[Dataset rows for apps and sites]

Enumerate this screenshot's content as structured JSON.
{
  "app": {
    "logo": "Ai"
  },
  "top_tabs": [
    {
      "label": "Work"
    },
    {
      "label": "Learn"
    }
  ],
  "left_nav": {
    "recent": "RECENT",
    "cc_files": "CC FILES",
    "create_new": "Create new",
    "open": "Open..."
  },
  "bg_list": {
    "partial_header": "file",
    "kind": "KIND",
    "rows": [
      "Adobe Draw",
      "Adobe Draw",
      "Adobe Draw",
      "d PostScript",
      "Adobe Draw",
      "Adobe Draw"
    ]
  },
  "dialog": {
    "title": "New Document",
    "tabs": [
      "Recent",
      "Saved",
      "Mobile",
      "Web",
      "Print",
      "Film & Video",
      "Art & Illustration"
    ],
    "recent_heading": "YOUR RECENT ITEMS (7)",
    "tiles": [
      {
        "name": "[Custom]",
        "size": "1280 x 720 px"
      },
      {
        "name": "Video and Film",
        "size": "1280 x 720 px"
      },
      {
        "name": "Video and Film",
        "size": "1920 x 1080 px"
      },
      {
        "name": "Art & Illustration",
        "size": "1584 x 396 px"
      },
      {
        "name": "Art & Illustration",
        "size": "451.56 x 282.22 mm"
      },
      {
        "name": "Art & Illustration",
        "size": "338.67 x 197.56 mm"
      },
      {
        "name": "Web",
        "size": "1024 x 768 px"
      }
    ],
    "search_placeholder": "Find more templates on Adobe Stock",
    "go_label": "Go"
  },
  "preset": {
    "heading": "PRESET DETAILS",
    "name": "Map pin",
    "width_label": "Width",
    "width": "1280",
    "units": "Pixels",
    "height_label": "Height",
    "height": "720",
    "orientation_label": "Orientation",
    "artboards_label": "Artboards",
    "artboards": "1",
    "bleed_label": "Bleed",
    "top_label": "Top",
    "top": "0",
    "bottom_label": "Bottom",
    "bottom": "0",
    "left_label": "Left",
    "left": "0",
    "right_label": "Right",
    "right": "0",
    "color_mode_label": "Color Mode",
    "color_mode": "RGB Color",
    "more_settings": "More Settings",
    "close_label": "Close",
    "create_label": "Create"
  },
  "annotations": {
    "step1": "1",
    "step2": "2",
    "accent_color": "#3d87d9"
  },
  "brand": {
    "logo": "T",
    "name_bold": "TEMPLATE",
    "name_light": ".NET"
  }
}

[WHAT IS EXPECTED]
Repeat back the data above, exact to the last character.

[SOLUTION TO THIS PROBLEM]
Enumerate this screenshot's content as structured JSON.
{
  "app": {
    "logo": "Ai"
  },
  "top_tabs": [
    {
      "label": "Work"
    },
    {
      "label": "Learn"
    }
  ],
  "left_nav": {
    "recent": "RECENT",
    "cc_files": "CC FILES",
    "create_new": "Create new",
    "open": "Open..."
  },
  "bg_list": {
    "partial_header": "file",
    "kind": "KIND",
    "rows": [
      "Adobe Draw",
      "Adobe Draw",
      "Adobe Draw",
      "d PostScript",
      "Adobe Draw",
      "Adobe Draw"
    ]
  },
  "dialog": {
    "title": "New Document",
    "tabs": [
      "Recent",
      "Saved",
      "Mobile",
      "Web",
      "Print",
      "Film & Video",
      "Art & Illustration"
    ],
    "recent_heading": "YOUR RECENT ITEMS (7)",
    "tiles": [
      {
        "name": "[Custom]",
        "size": "1280 x 720 px"
      },
      {
        "name": "Video and Film",
        "size": "1280 x 720 px"
      },
      {
        "name": "Video and Film",
        "size": "1920 x 1080 px"
      },
      {
        "name": "Art & Illustration",
        "size": "1584 x 396 px"
      },
      {
        "name": "Art & Illustration",
        "size": "451.56 x 282.22 mm"
      },
      {
        "name": "Art & Illustration",
        "size": "338.67 x 197.56 mm"
      },
      {
        "name": "Web",
        "size": "1024 x 768 px"
      }
    ],
    "search_placeholder": "Find more templates on Adobe Stock",
    "go_label": "Go"
  },
  "preset": {
    "heading": "PRESET DETAILS",
    "name": "Map pin",
    "width_label": "Width",
    "width": "1280",
    "units": "Pixels",
    "height_label": "Height",
    "height": "720",
    "orientation_label": "Orientation",
    "artboards_label": "Artboards",
    "artboards": "1",
    "bleed_label": "Bleed",
    "top_label": "Top",
    "top": "0",
    "bottom_label": "Bottom",
    "bottom": "0",
    "left_label": "Left",
    "left": "0",
    "right_label": "Right",
    "right": "0",
    "color_mode_label": "Color Mode",
    "color_mode": "RGB Color",
    "more_settings": "More Settings",
    "close_label": "Close",
    "create_label": "Create"
  },
  "annotations": {
    "step1": "1",
    "step2": "2",
    "accent_color": "#3d87d9"
  },
  "brand": {
    "logo": "T",
    "name_bold": "TEMPLATE",
    "name_light": ".NET"
  }
}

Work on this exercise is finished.